REQUIREMENT — Wherever a line of the data contains "kind", copy that line.

DATA SUPPLIED —
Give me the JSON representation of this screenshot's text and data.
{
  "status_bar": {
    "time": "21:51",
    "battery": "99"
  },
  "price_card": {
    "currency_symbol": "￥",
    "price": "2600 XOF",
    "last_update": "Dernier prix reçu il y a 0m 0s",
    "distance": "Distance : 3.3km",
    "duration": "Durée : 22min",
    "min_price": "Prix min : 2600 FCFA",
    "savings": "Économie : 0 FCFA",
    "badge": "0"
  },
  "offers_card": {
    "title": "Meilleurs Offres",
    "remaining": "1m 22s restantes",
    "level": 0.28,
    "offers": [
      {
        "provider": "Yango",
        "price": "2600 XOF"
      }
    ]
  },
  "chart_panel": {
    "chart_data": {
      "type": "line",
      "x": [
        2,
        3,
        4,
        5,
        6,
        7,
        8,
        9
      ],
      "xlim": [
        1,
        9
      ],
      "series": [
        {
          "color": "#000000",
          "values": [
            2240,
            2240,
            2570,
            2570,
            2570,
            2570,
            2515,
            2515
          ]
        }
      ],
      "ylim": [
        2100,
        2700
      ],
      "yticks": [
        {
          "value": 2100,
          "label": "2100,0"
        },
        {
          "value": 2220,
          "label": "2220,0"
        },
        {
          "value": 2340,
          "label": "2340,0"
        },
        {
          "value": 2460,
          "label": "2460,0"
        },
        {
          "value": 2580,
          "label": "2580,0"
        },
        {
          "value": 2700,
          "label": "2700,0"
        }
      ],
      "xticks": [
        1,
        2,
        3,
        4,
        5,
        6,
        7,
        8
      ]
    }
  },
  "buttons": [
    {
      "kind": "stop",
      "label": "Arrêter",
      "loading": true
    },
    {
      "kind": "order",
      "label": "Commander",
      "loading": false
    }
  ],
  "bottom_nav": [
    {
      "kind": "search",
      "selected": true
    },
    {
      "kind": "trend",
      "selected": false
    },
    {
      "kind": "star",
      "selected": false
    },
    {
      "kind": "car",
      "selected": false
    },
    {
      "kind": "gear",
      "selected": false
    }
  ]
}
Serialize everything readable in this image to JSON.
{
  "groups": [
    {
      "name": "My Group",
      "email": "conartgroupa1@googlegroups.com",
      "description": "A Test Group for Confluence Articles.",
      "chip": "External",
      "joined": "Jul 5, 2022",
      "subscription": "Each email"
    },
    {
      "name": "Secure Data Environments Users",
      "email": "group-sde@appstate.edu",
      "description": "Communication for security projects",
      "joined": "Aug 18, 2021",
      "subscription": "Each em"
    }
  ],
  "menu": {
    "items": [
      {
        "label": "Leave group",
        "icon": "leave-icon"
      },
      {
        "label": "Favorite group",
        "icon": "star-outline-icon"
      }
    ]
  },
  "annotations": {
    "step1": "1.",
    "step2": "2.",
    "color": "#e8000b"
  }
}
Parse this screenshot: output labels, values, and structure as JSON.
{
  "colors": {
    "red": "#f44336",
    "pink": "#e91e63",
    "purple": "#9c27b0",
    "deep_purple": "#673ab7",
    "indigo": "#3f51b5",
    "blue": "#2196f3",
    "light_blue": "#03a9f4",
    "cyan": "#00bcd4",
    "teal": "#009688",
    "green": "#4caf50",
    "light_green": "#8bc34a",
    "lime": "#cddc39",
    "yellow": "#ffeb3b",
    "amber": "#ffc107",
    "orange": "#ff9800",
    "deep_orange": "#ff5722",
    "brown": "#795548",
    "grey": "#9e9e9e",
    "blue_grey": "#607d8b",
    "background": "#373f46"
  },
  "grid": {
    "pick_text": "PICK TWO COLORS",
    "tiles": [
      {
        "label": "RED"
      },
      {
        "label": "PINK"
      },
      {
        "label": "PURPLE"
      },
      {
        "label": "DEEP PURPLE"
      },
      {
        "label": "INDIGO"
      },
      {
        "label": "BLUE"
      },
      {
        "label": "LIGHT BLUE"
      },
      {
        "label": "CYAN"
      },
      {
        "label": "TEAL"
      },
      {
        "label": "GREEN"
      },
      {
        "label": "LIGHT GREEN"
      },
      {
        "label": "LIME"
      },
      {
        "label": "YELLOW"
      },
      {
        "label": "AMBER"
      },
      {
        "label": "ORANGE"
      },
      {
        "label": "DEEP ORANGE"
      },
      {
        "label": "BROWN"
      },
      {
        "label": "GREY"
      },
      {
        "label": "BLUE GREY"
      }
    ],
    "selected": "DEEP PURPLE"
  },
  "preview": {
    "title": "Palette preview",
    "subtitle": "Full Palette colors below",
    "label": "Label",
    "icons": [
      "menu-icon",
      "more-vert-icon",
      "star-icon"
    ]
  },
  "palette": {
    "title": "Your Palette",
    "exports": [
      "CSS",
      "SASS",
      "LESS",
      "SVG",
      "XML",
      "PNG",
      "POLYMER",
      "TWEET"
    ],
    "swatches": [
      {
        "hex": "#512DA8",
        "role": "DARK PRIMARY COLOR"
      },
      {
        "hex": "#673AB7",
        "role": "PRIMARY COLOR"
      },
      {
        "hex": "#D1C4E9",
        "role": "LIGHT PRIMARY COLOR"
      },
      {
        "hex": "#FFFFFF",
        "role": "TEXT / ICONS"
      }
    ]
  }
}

REPLY TO THE TASK —
      "kind": "stop",
      "kind": "order",
      "kind": "search",
      "kind": "trend",
      "kind": "star",
      "kind": "car",
      "kind": "gear",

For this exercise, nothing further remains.